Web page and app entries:
=== Begin Enclosure ===

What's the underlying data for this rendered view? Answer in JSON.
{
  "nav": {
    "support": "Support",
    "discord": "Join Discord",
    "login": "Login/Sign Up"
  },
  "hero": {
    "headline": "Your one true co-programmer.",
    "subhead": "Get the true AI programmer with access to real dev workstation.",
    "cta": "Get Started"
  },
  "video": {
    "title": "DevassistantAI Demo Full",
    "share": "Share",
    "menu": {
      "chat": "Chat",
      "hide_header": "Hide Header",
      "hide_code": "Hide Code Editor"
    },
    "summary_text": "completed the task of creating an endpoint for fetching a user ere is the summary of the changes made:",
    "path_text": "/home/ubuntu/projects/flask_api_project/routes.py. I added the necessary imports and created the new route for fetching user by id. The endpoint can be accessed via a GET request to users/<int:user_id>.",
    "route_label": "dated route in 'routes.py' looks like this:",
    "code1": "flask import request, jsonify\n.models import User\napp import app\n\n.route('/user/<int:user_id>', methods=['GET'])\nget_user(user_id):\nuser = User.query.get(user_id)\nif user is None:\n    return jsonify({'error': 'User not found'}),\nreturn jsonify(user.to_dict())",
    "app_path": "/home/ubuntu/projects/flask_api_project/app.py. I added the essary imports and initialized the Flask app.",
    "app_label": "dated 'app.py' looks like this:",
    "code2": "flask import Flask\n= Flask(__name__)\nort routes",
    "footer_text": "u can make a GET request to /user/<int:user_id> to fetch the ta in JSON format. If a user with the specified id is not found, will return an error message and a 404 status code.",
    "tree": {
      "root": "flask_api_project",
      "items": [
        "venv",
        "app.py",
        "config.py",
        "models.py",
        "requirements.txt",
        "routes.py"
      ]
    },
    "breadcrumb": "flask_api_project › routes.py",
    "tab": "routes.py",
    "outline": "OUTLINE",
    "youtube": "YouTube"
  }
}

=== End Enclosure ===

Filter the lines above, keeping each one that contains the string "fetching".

    "summary_text": "completed the task of creating an endpoint for fetching a user ere is the summary of the changes made:",
    "path_text": "/home/ubuntu/projects/flask_api_project/routes.py. I added the necessary imports and created the new route for fetching user by id. The endpoint can be accessed via a GET request to users/<int:user_id>.",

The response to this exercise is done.